Advanced Micro Devices has been talking a lot about its leadership in micro servers, the chips with simple cores and low power that can be densely packed into a hive of machines in Internet data centers. Naturally, that’s ruffled some feathers at Intel, AMD’s much larger competitor, which has a commanding lead in both high-end and low-end server chips.
So we talked to Jason Waxman, vice president of the cloud infrastructure group at Intel, about the computing giant’s view of disruptions in the cloud and the possible cannibalization that could happen if micro servers take off and eat at Intel’s high-end Xeon server processors. The conversation was interesting in part because, even though this is currently a small part of the server market, it is potentially one of the most volatile.
Here’s an edited transcript of our conversation.

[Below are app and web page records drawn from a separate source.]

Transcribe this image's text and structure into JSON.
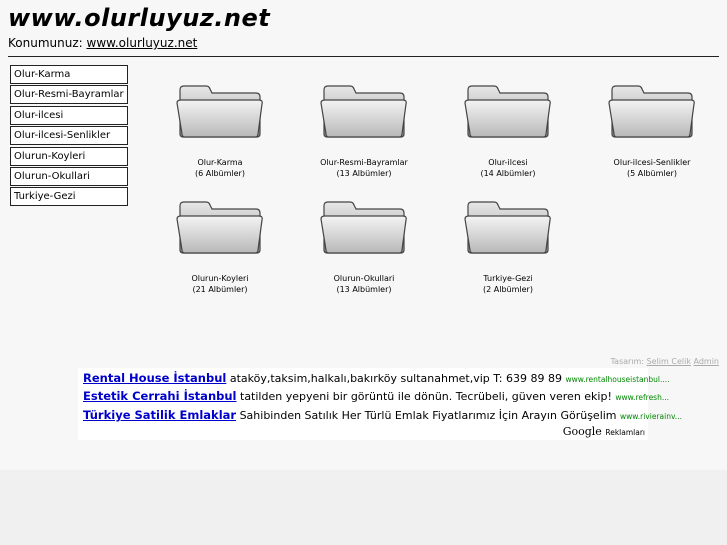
{
  "header": {
    "title": "www.olurluyuz.net",
    "location_label": "Konumunuz:",
    "location_link": "www.olurluyuz.net"
  },
  "sidebar": {
    "items": [
      {
        "label": "Olur-Karma"
      },
      {
        "label": "Olur-Resmi-Bayramlar"
      },
      {
        "label": "Olur-ilcesi"
      },
      {
        "label": "Olur-ilcesi-Senlikler"
      },
      {
        "label": "Olurun-Koyleri"
      },
      {
        "label": "Olurun-Okullari"
      },
      {
        "label": "Turkiye-Gezi"
      }
    ]
  },
  "albums": [
    {
      "name": "Olur-Karma",
      "count": "(6 Albümler)"
    },
    {
      "name": "Olur-Resmi-Bayramlar",
      "count": "(13 Albümler)"
    },
    {
      "name": "Olur-ilcesi",
      "count": "(14 Albümler)"
    },
    {
      "name": "Olur-ilcesi-Senlikler",
      "count": "(5 Albümler)"
    },
    {
      "name": "Olurun-Koyleri",
      "count": "(21 Albümler)"
    },
    {
      "name": "Olurun-Okullari",
      "count": "(13 Albümler)"
    },
    {
      "name": "Turkiye-Gezi",
      "count": "(2 Albümler)"
    }
  ],
  "credits": {
    "label": "Tasarım:",
    "designer": "Selim Celik",
    "admin": "Admin"
  },
  "ads": {
    "items": [
      {
        "title": "Rental House İstanbul",
        "text": "ataköy,taksim,halkalı,bakırköy sultanahmet,vip T: 639 89 89",
        "url": "www.rentalhouseistanbul...."
      },
      {
        "title": "Estetik Cerrahi İstanbul",
        "text": "tatilden yepyeni bir görüntü ile dönün. Tecrübeli, güven veren ekip!",
        "url": "www.refresh..."
      },
      {
        "title": "Türkiye Satilik Emlaklar",
        "text": "Sahibinden Satılık Her Türlü Emlak Fiyatlarımız İçin Arayın Görüşelim",
        "url": "www.rivierainv..."
      }
    ],
    "google_label": "Google",
    "reklam_label": "Reklamları"
  },
  "colors": {
    "ad_title": "#0000cc",
    "ad_url": "#008800",
    "credits": "#aaaaaa",
    "page_bg": "#f7f7f7"
  }
}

VentureBeat: I listened to Intel’s earnings call. It sounded like cloud revenues were up about 40 percent in the quarter. That’s pretty good growth.
Jason Waxman: Yeah. The business has been very good in general. Just to provide an opening summary, there is a lot of growth being driven by cloud service providers, but also we’re seeing enterprises driving toward developing their own private cloud plans. Both of those things are showing high growth rates.

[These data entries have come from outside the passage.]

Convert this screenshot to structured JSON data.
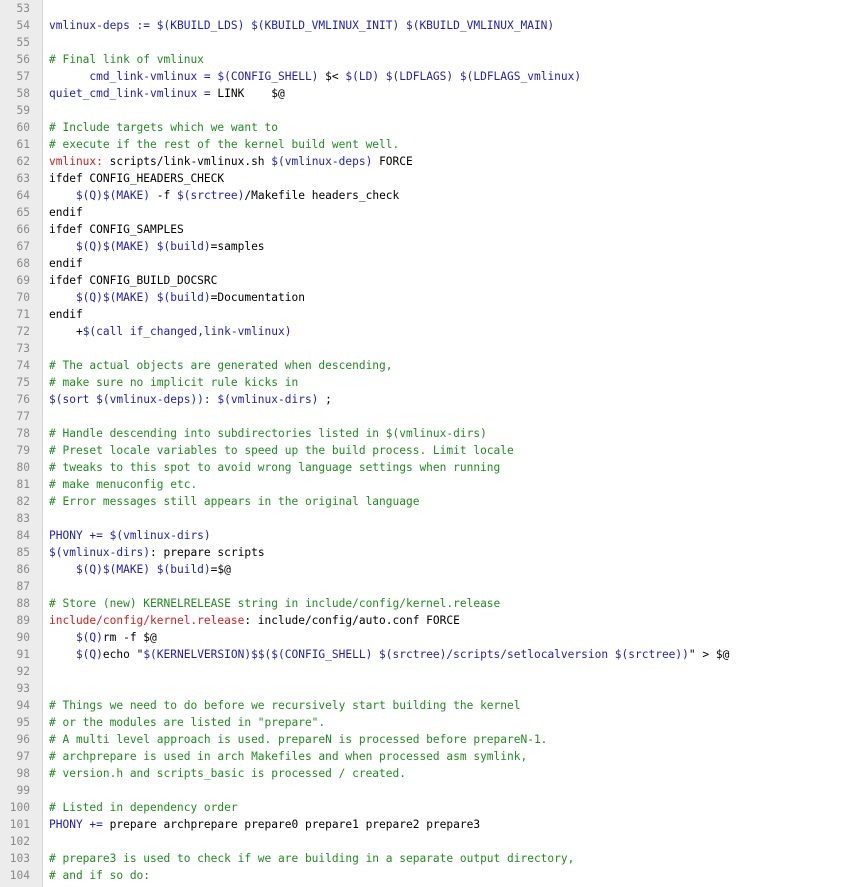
{
  "colors": {
    "comment": "#228b22",
    "variable": "#1f1fb4",
    "target": "#cc1f1f",
    "plain": "#000000",
    "line_number": "#8a8a8a",
    "gutter_bg": "#ececec"
  },
  "code_lines": [
    {
      "n": "53",
      "segs": []
    },
    {
      "n": "54",
      "segs": [
        [
          "var",
          "vmlinux-deps := $(KBUILD_LDS) $(KBUILD_VMLINUX_INIT) $(KBUILD_VMLINUX_MAIN)"
        ]
      ]
    },
    {
      "n": "55",
      "segs": []
    },
    {
      "n": "56",
      "segs": [
        [
          "comment",
          "# Final link of vmlinux"
        ]
      ]
    },
    {
      "n": "57",
      "segs": [
        [
          "var",
          "      cmd_link-vmlinux = $(CONFIG_SHELL) "
        ],
        [
          "plain",
          "$< "
        ],
        [
          "var",
          "$(LD) $(LDFLAGS) $(LDFLAGS_vmlinux)"
        ]
      ]
    },
    {
      "n": "58",
      "segs": [
        [
          "var",
          "quiet_cmd_link-vmlinux = "
        ],
        [
          "plain",
          "LINK    $@"
        ]
      ]
    },
    {
      "n": "59",
      "segs": []
    },
    {
      "n": "60",
      "segs": [
        [
          "comment",
          "# Include targets which we want to"
        ]
      ]
    },
    {
      "n": "61",
      "segs": [
        [
          "comment",
          "# execute if the rest of the kernel build went well."
        ]
      ]
    },
    {
      "n": "62",
      "segs": [
        [
          "target",
          "vmlinux:"
        ],
        [
          "plain",
          " scripts/link-vmlinux.sh "
        ],
        [
          "var",
          "$(vmlinux-deps)"
        ],
        [
          "plain",
          " FORCE"
        ]
      ]
    },
    {
      "n": "63",
      "segs": [
        [
          "plain",
          "ifdef CONFIG_HEADERS_CHECK"
        ]
      ]
    },
    {
      "n": "64",
      "segs": [
        [
          "var",
          "    $(Q)$(MAKE)"
        ],
        [
          "plain",
          " -f "
        ],
        [
          "var",
          "$(srctree)"
        ],
        [
          "plain",
          "/Makefile headers_check"
        ]
      ]
    },
    {
      "n": "65",
      "segs": [
        [
          "plain",
          "endif"
        ]
      ]
    },
    {
      "n": "66",
      "segs": [
        [
          "plain",
          "ifdef CONFIG_SAMPLES"
        ]
      ]
    },
    {
      "n": "67",
      "segs": [
        [
          "var",
          "    $(Q)$(MAKE) $(build)"
        ],
        [
          "plain",
          "=samples"
        ]
      ]
    },
    {
      "n": "68",
      "segs": [
        [
          "plain",
          "endif"
        ]
      ]
    },
    {
      "n": "69",
      "segs": [
        [
          "plain",
          "ifdef CONFIG_BUILD_DOCSRC"
        ]
      ]
    },
    {
      "n": "70",
      "segs": [
        [
          "var",
          "    $(Q)$(MAKE) $(build)"
        ],
        [
          "plain",
          "=Documentation"
        ]
      ]
    },
    {
      "n": "71",
      "segs": [
        [
          "plain",
          "endif"
        ]
      ]
    },
    {
      "n": "72",
      "segs": [
        [
          "plain",
          "    +"
        ],
        [
          "var",
          "$(call if_changed,link-vmlinux)"
        ]
      ]
    },
    {
      "n": "73",
      "segs": []
    },
    {
      "n": "74",
      "segs": [
        [
          "comment",
          "# The actual objects are generated when descending,"
        ]
      ]
    },
    {
      "n": "75",
      "segs": [
        [
          "comment",
          "# make sure no implicit rule kicks in"
        ]
      ]
    },
    {
      "n": "76",
      "segs": [
        [
          "var",
          "$(sort $(vmlinux-deps)): $(vmlinux-dirs)"
        ],
        [
          "plain",
          " ;"
        ]
      ]
    },
    {
      "n": "77",
      "segs": []
    },
    {
      "n": "78",
      "segs": [
        [
          "comment",
          "# Handle descending into subdirectories listed in $(vmlinux-dirs)"
        ]
      ]
    },
    {
      "n": "79",
      "segs": [
        [
          "comment",
          "# Preset locale variables to speed up the build process. Limit locale"
        ]
      ]
    },
    {
      "n": "80",
      "segs": [
        [
          "comment",
          "# tweaks to this spot to avoid wrong language settings when running"
        ]
      ]
    },
    {
      "n": "81",
      "segs": [
        [
          "comment",
          "# make menuconfig etc."
        ]
      ]
    },
    {
      "n": "82",
      "segs": [
        [
          "comment",
          "# Error messages still appears in the original language"
        ]
      ]
    },
    {
      "n": "83",
      "segs": []
    },
    {
      "n": "84",
      "segs": [
        [
          "var",
          "PHONY += $(vmlinux-dirs)"
        ]
      ]
    },
    {
      "n": "85",
      "segs": [
        [
          "var",
          "$(vmlinux-dirs)"
        ],
        [
          "plain",
          ": prepare scripts"
        ]
      ]
    },
    {
      "n": "86",
      "segs": [
        [
          "var",
          "    $(Q)$(MAKE) $(build)"
        ],
        [
          "plain",
          "=$@"
        ]
      ]
    },
    {
      "n": "87",
      "segs": []
    },
    {
      "n": "88",
      "segs": [
        [
          "comment",
          "# Store (new) KERNELRELEASE string in include/config/kernel.release"
        ]
      ]
    },
    {
      "n": "89",
      "segs": [
        [
          "target",
          "include/config/kernel.release"
        ],
        [
          "plain",
          ": include/config/auto.conf FORCE"
        ]
      ]
    },
    {
      "n": "90",
      "segs": [
        [
          "var",
          "    $(Q)"
        ],
        [
          "plain",
          "rm -f $@"
        ]
      ]
    },
    {
      "n": "91",
      "segs": [
        [
          "var",
          "    $(Q)"
        ],
        [
          "plain",
          "echo \""
        ],
        [
          "var",
          "$(KERNELVERSION)$$($(CONFIG_SHELL) $(srctree)/scripts/setlocalversion $(srctree))"
        ],
        [
          "plain",
          "\" > $@"
        ]
      ]
    },
    {
      "n": "92",
      "segs": []
    },
    {
      "n": "93",
      "segs": []
    },
    {
      "n": "94",
      "segs": [
        [
          "comment",
          "# Things we need to do before we recursively start building the kernel"
        ]
      ]
    },
    {
      "n": "95",
      "segs": [
        [
          "comment",
          "# or the modules are listed in \"prepare\"."
        ]
      ]
    },
    {
      "n": "96",
      "segs": [
        [
          "comment",
          "# A multi level approach is used. prepareN is processed before prepareN-1."
        ]
      ]
    },
    {
      "n": "97",
      "segs": [
        [
          "comment",
          "# archprepare is used in arch Makefiles and when processed asm symlink,"
        ]
      ]
    },
    {
      "n": "98",
      "segs": [
        [
          "comment",
          "# version.h and scripts_basic is processed / created."
        ]
      ]
    },
    {
      "n": "99",
      "segs": []
    },
    {
      "n": "100",
      "segs": [
        [
          "comment",
          "# Listed in dependency order"
        ]
      ]
    },
    {
      "n": "101",
      "segs": [
        [
          "var",
          "PHONY += "
        ],
        [
          "plain",
          "prepare archprepare prepare0 prepare1 prepare2 prepare3"
        ]
      ]
    },
    {
      "n": "102",
      "segs": []
    },
    {
      "n": "103",
      "segs": [
        [
          "comment",
          "# prepare3 is used to check if we are building in a separate output directory,"
        ]
      ]
    },
    {
      "n": "104",
      "segs": [
        [
          "comment",
          "# and if so do:"
        ]
      ]
    }
  ]
}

Sponsored by VB
One of the things my group does is look at really large, hyper-scale data centers. We think about every piece of technology that they’re looking to optimize, whether that’s facilitating or customizing or optimizing it for their workloads, looking at the applications development and tuning for more performance or allowing them to scale better, looking at the systems themselves and trying to find ways to optimize for unique requirements, or even the facility – we have people within my team that are looking at innovation in all layers of that stack.
A big portion of what we do is thinking about the silicon technology that customers want to drive in that space. To that end, we’ve continued to see a lot of success with the mainstream Xeon product family. The vast majority of all of the servers being deployed in cloud service providers are standard two-socket Xeons, although some of them are tweaked for the unique parameters of those providers.
VB: And the low-end too?
Waxman: We’ve also started looking at emerging applications in different portions of the spectrum. Toward the low end, we’ve seen some applications that might benefit from SoC (system on a chip) technology, and that’s part of the reason we announced our second generation of Atom SoCs, called Avoton, which is based on our 22 nanometer manufacturing. We also have Xeon E3s that are going as low as 13 watts in that space. We’re trying to make sure we have targeted solutions.
We’re also targeting the product toward new segments for us, particularly things like cold storage, where some of the cloud service providers have a large storage requirement that really isn’t doing a lot. It’s “cold” because you’re storing photos that aren’t accessed all that often. Low-power SoCs are great for that emerging application and they represent growth for us. As well as in networking – Intel’s market share in networking is only 10 or 15 percent. Driving SoCs that allow people to make switches more programmable is also an area of growth for us. We’ve created a product based off of Avoton called Rangeley for that segment that includes some of the network-specific offloads and accelerators.density into that space. We’re driving a leadership product line there.
We’re trying to broaden our portfolio, because there is so much growth in cloud, to make sure that all those technology components can come from Intel.
VB: What’s the area that’s been getting the most attention here? Is it the micro servers? How would you characterize what’s getting the most press these days?
Waxman: It’s funny. Micro servers are getting what I would call maybe a disproportionate share of the attention, given that they remain a pretty small portion of the market. There’s a lot of interest in those three segments: micro servers, entry storage, and networking. That’s a high growth area because there’s so much change.
Software-defined networking also has a lot of attention, and the shift toward making switches and networks more programmable. Alongside that, network function virtualization, obviously a lot of focus there. We’ve seen a lot of interest in silicon photonics and the ability to use optics that meet a range of different requirements – distance, cost, and power – that the market doesn’t have today.
Big data is the new buzzword. People are interested in how we’re helping to bring that mainstream, just like we did from a cloud perspective. When you look at the fundamentals of that technology, we built off of volume economics. In as much as you can make technology more cost-affordable, make it easier to integrate, there’s more market demand for it. We’re taking that same view toward big data solutions. How do we work with the industry to make them easier to deploy?
VB: It seems like you think the attention to the micro server business is greater than it deserves right now. What’s your view of how much of the business it has become? AMD and the other advocates in the market are suggesting that it could be 10 or 20 percent. I think they said it was four to six percent right now. What’s your view of where it actually is and what it’s going to grow to?
Waxman: When it comes to forecasts, I’ll leave that to the people that do that best. The Gardners and the IDCs are probably better at that. Anything that’s nascent, you never know what the growth trajectory is going to look like. The only strategy that I can execute to is to make sure that we have the best products and that we can win. Regardless of whether it’s two percent or 20 percent, our job is to make sure that we deliver the best platform.
That said, today I think we have a good handle on how big the micro server market is today. It’s roughly one percent of the server units from our perspective. That’s Atom SoCs plus Xeon E3s plus Core, anything that falls into that category of single socket shared infrastructure. It’s about one percent today, from a volume perspective.